Alayna Belfry knits a pair of boot toppers. It is her fourth project under the guidance of Sandra McCormick.
Alayna Belfry knits a pair of boot toppers. It is her fourth project under the guidance of Sandra McCormick.
Alayna Belfry knits a pair of boot toppers. It is her fourth project under the guidance of Sandra McCormick.

By Aidan Cullis

It’s half past five in the evening on a dreary, early March day. Health services room C142 is filled with the sound of clicking and clinking knitting needles. The room, already painted in a fluorescent lime-green, is even more colourful when registered nurse Elizabeth “Billie” Pryer brings out a basket of brightly-coloured wool.

First-year museum studies student Sam Vannoy is knitting furiously away in a corner on one of two projects she has strung together so that if she gets tired of working on one, she can switch to the other.

She is among the 15-20 students who gather each Wednesday for the health services after-school program “Knit ‘n Knatter.”
“I’ve been an avid knitter for some time now,” says Vannoy. “I came by here one day to see what was going on, and immediately loved it. It’s a great way to meet other knitters and swap ideas with each other.”

The idea was picked up by health services manager Sandra McCormick and registered nurse Pryer when they visited the Wabano Centre for Aboriginal Health last spring as part of a larger healthy living initiative.

“We were inspired by the way they used crafts to promote mental health and physical well-being,” says McCormick. “We started doing research on the benefits of knitting and wanted to organize something similar to bring people together.”

While this is the circle’s first year at the college, the knitting circle has its roots in “Stitch ‘n Bitch,” a term used to refer to knitting groups since the second World War that eventually became an international organization.

Due to concerns from public relations over the original name, McCormick decided on the more appealing “Knit ‘n Knatter”.

Elizabeth Neilson, a first-year mobile application design and development student, joined the group in late September. Neilson, who has been knitting since she was five or six, says she joined the group because it provided her with a set time and place to knit. Neilson finds knitting to be relaxing, and says it shares many similarities to her program.
“It provides a break from coding. But at the same time, it’s a lot like coding. Both possess commands and variables with specific outcomes,” said Neilson. “It’s exciting to see the final product.”

First-year computer engineering technology computer science student, Alayna Belfry has been involved with the circle since January.

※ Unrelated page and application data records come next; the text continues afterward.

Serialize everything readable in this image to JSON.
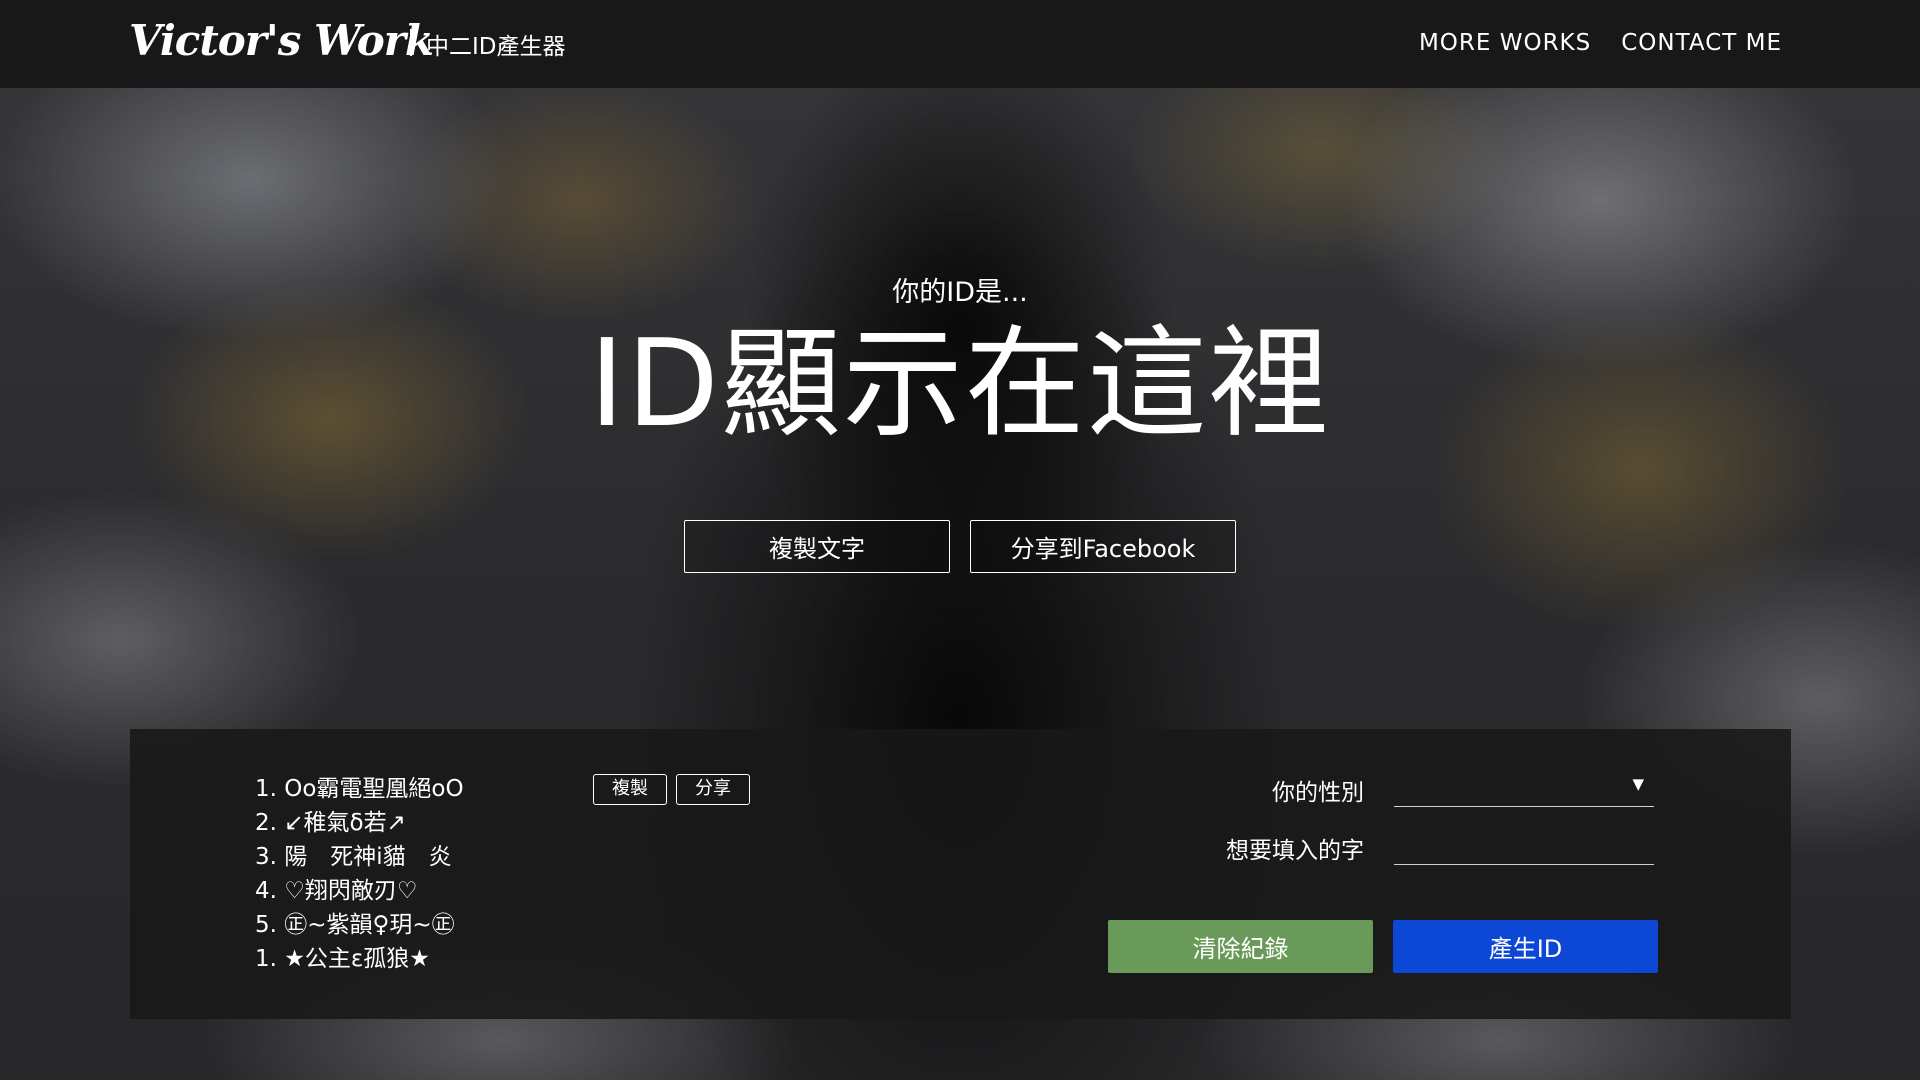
{
  "header": {
    "logo": "Victor's Work",
    "subtitle": "中二ID產生器",
    "nav": [
      "MORE WORKS",
      "CONTACT ME"
    ]
  },
  "hero": {
    "prefix": "你的ID是...",
    "id_text": "ID顯示在這裡",
    "copy_label": "複製文字",
    "share_label": "分享到Facebook"
  },
  "history": {
    "items": [
      "1. Oo霸電聖凰絕oO",
      "2. ↙稚氣δ若↗",
      "3. 陽　死神i貓　炎",
      "4. ♡翔閃敵刃♡",
      "5. ㊣~紫韻♀玥~㊣",
      "1. ★公主ε孤狼★"
    ],
    "copy_label": "複製",
    "share_label": "分享"
  },
  "form": {
    "gender_label": "你的性別",
    "gender_value": "",
    "word_label": "想要填入的字",
    "word_value": ""
  },
  "actions": {
    "clear_label": "清除紀錄",
    "generate_label": "產生ID"
  },
  "colors": {
    "header_bg": "#181818",
    "clear_button": "#6a9a5a",
    "generate_button": "#0c47d6"
  }
}
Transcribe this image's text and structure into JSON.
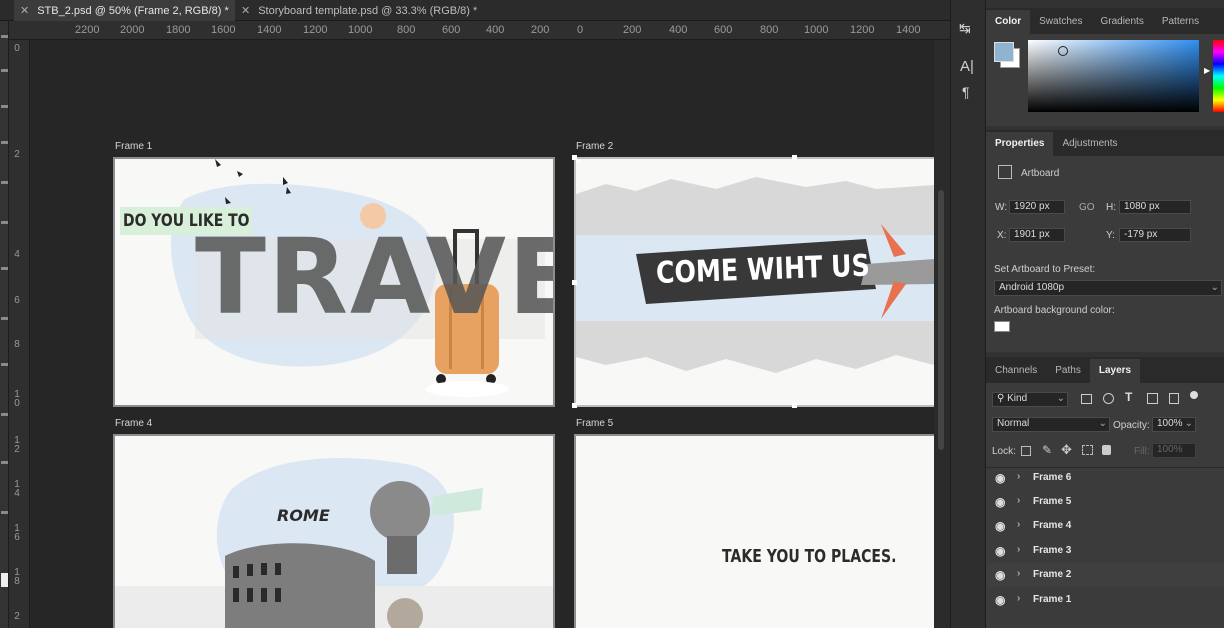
{
  "tabs": [
    {
      "label": "STB_2.psd @ 50% (Frame 2, RGB/8) *"
    },
    {
      "label": "Storyboard template.psd @ 33.3% (RGB/8) *"
    }
  ],
  "ruler": {
    "h_labels": [
      "2200",
      "2000",
      "1800",
      "1600",
      "1400",
      "1200",
      "1000",
      "800",
      "600",
      "400",
      "200",
      "0",
      "200",
      "400",
      "600",
      "800",
      "1000",
      "1200",
      "1400"
    ],
    "v_labels": [
      "0",
      "2",
      "4",
      "6",
      "8",
      "1 0",
      "1 2",
      "1 4",
      "1 6",
      "1 8",
      "2"
    ]
  },
  "canvas": {
    "frames": [
      {
        "label": "Frame 1",
        "small_text": "DO YOU LIKE TO",
        "big_text": "TRAVEL"
      },
      {
        "label": "Frame 2",
        "banner_text": "COME WIHT US"
      },
      {
        "label": "Frame 4",
        "city_text": "ROME"
      },
      {
        "label": "Frame 5",
        "tagline": "TAKE YOU TO PLACES."
      }
    ]
  },
  "color_panel": {
    "tabs": [
      "Color",
      "Swatches",
      "Gradients",
      "Patterns"
    ],
    "active": "Color",
    "swatch_fg": "#8fb4d2",
    "swatch_bg": "#ffffff"
  },
  "properties": {
    "tabs": [
      "Properties",
      "Adjustments"
    ],
    "type": "Artboard",
    "w_label": "W:",
    "w": "1920 px",
    "link_label": "GO",
    "h_label": "H:",
    "h": "1080 px",
    "x_label": "X:",
    "x": "1901 px",
    "y_label": "Y:",
    "y": "-179 px",
    "preset_label": "Set Artboard to Preset:",
    "preset": "Android 1080p",
    "bg_label": "Artboard background color:",
    "bg_color": "#ffffff"
  },
  "layers_panel": {
    "tabs": [
      "Channels",
      "Paths",
      "Layers"
    ],
    "kind": "Kind",
    "blend": "Normal",
    "opacity_label": "Opacity:",
    "opacity": "100%",
    "lock_label": "Lock:",
    "fill_label": "Fill:",
    "fill": "100%",
    "layers": [
      {
        "name": "Frame 6"
      },
      {
        "name": "Frame 5"
      },
      {
        "name": "Frame 4"
      },
      {
        "name": "Frame 3"
      },
      {
        "name": "Frame 2"
      },
      {
        "name": "Frame 1"
      }
    ]
  },
  "colors": {
    "accent": "#2f6fd0",
    "canvas_bg": "#262626",
    "travel_blob": "#dce7f4",
    "suitcase": "#e7a160"
  }
}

Although she joined late in the year and had no previous knitting experience, with the techniques learned from McCormick, Belfry is now working on her fourth project: a finely-crafted pair of boot toppers.

Belfry agrees with Vannoy and Neilson that knitting helps her relax and multi-task, even knitting in class to help her concentrate.

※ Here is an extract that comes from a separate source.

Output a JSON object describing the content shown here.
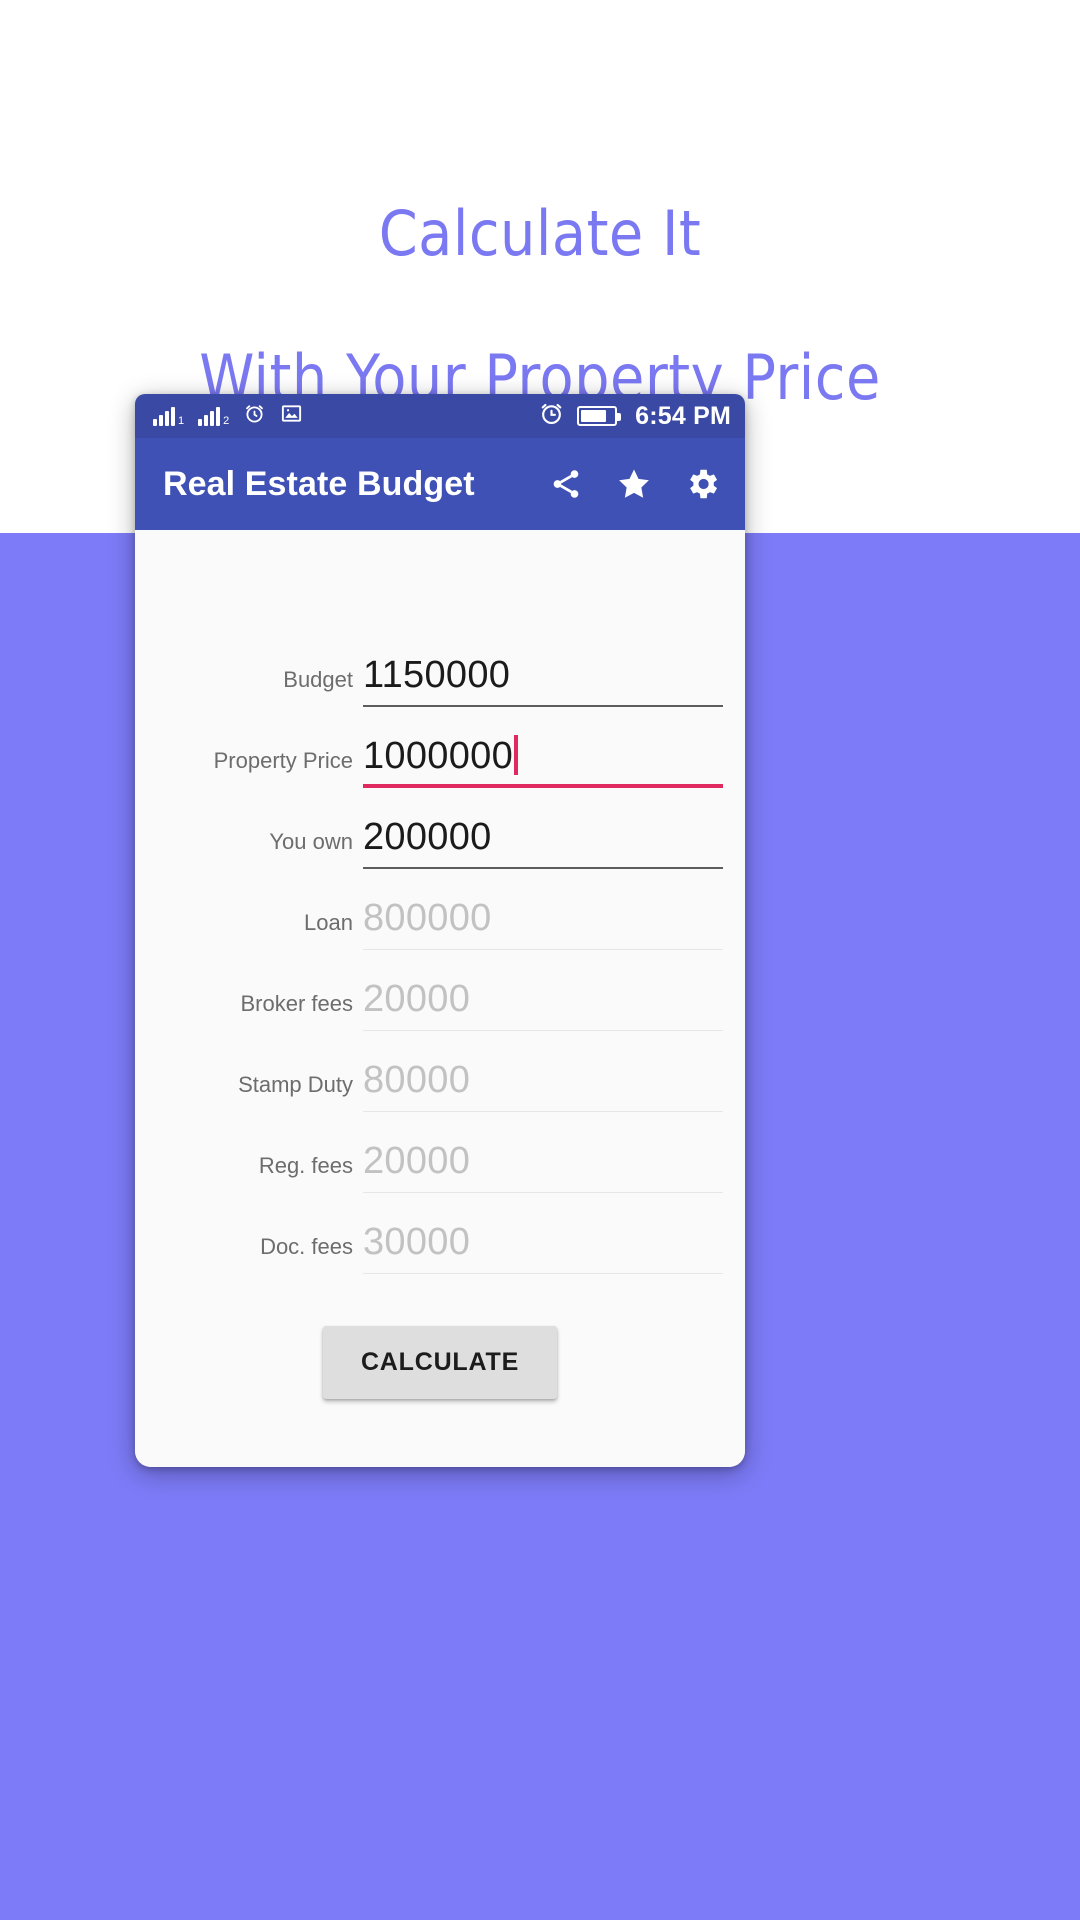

Vannoy also knits during class because she has attention deficit disorder, and the repetitive movement helps her focus. Vannoy learned to knit when she was six after her grandmother taught her the basics, but really embraced it at the age of 18. Now, Vannoy is such an avid knitter, it is not uncommon to see her working on two projects at once, and is so engaged with knitting that she took classes on how to spin and dye her own yarn. She has even developed a business around her knitting talents.

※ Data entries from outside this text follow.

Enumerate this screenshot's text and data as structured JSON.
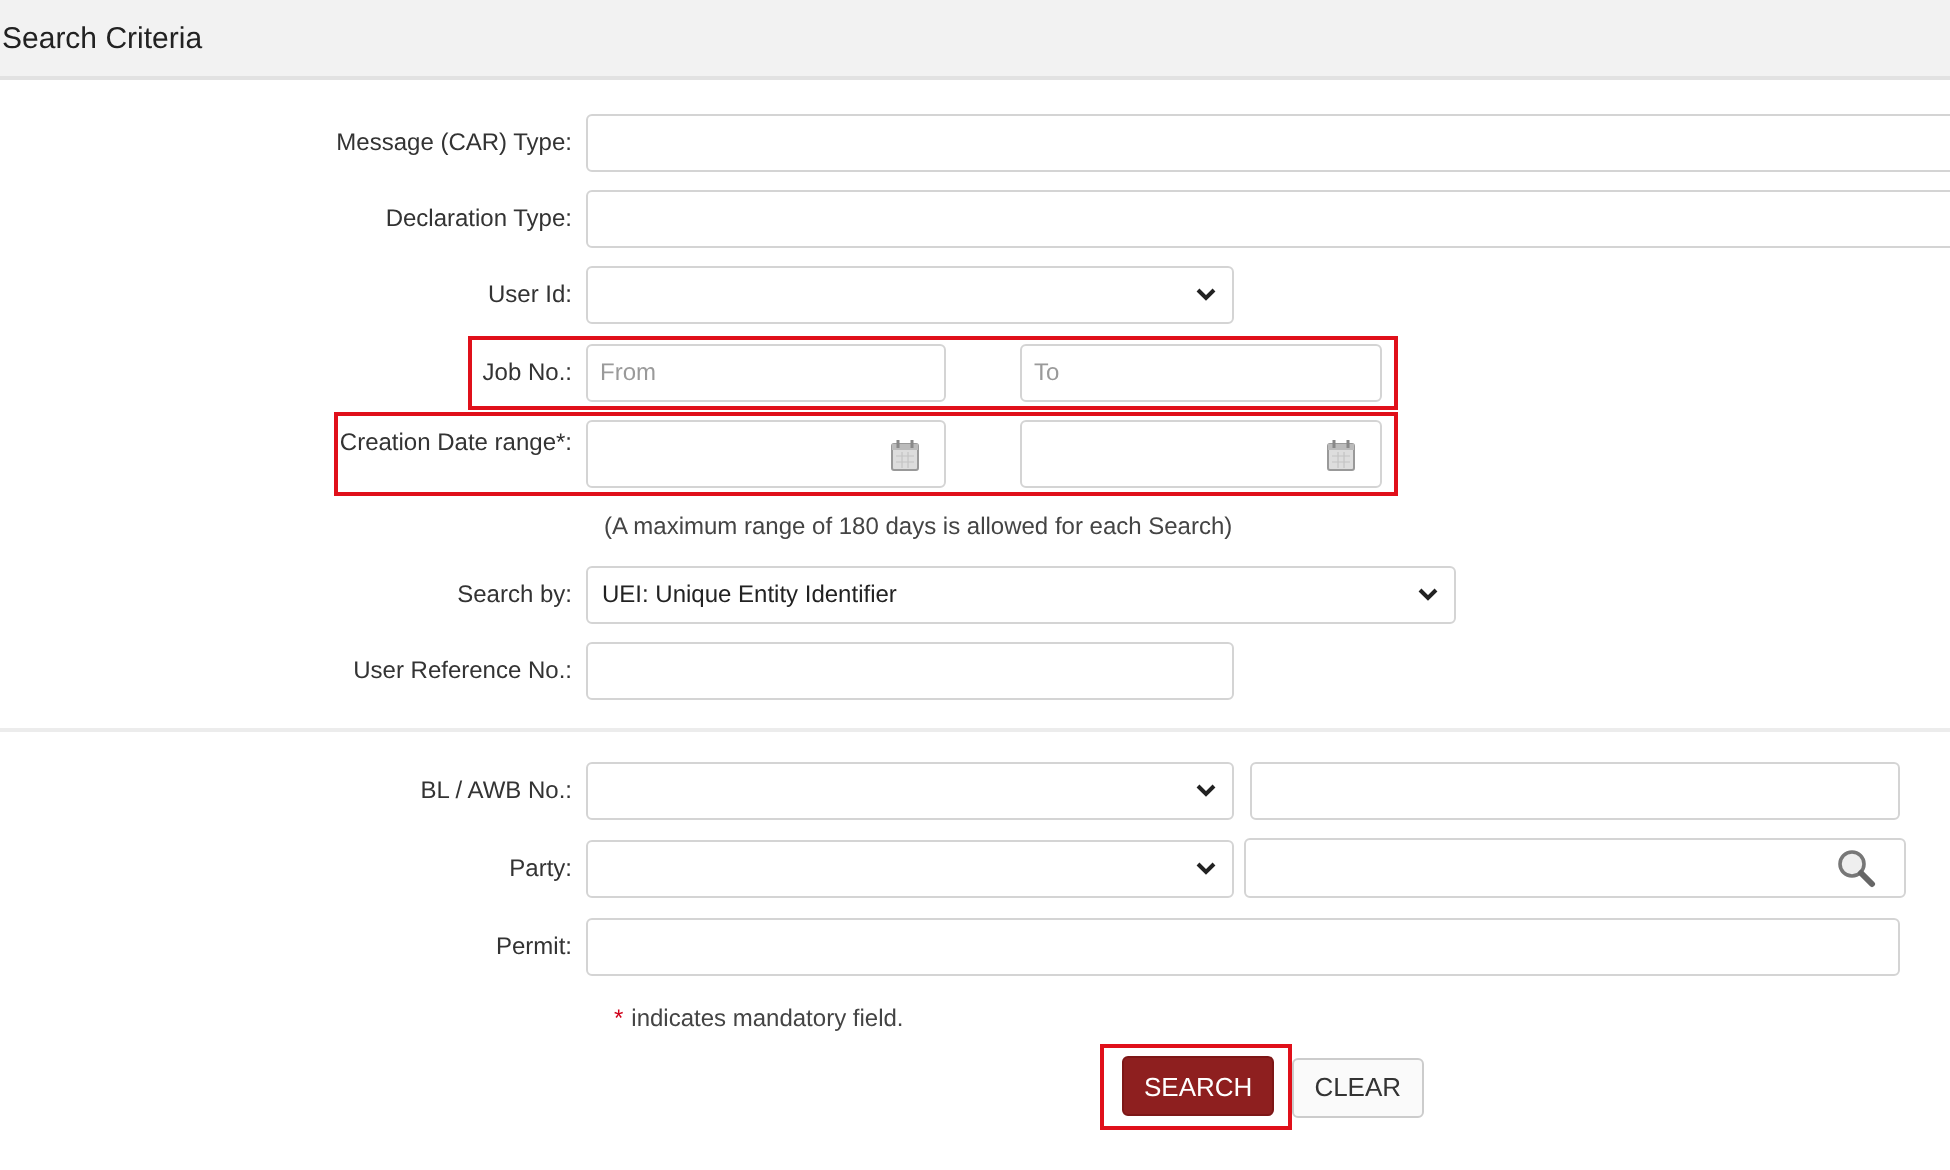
{
  "header": {
    "title": "Search Criteria"
  },
  "rows": [
    {
      "kind": "long_text",
      "label": "Message (CAR) Type:"
    },
    {
      "kind": "long_text",
      "label": "Declaration Type:"
    },
    {
      "kind": "select",
      "label": "User Id:"
    },
    {
      "kind": "range",
      "label": "Job No.:",
      "from_placeholder": "From",
      "to_placeholder": "To",
      "highlighted": true
    },
    {
      "kind": "date_range",
      "label": "Creation Date range*:",
      "highlighted": true
    },
    {
      "kind": "note",
      "text": "(A maximum range of 180 days is allowed for each Search)"
    },
    {
      "kind": "select",
      "label": "Search by:",
      "value": "UEI: Unique Entity Identifier"
    },
    {
      "kind": "text",
      "label": "User Reference No.:"
    },
    {
      "kind": "divider"
    },
    {
      "kind": "select_text",
      "label": "BL / AWB No.:"
    },
    {
      "kind": "select_search",
      "label": "Party:"
    },
    {
      "kind": "full_text",
      "label": "Permit:"
    }
  ],
  "mandatory_note": {
    "marker": "*",
    "text": "indicates mandatory field."
  },
  "buttons": [
    {
      "label": "SEARCH",
      "kind": "primary",
      "highlighted": true
    },
    {
      "label": "CLEAR",
      "kind": "secondary"
    }
  ]
}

“I learn from repeating things,” she said. “You can learn a lot about yourself; it took knitting to realize I could be patient.”
While Vannoy still gets frustrated from time to time with one of the numerous projects she has on the go, she doesn’t mind taking a break from knitting to clear her head, because it isn’t long before she’s at it again.
“When you learn to fix your own mistakes,” said Vannoy, “that’s what you really take off.”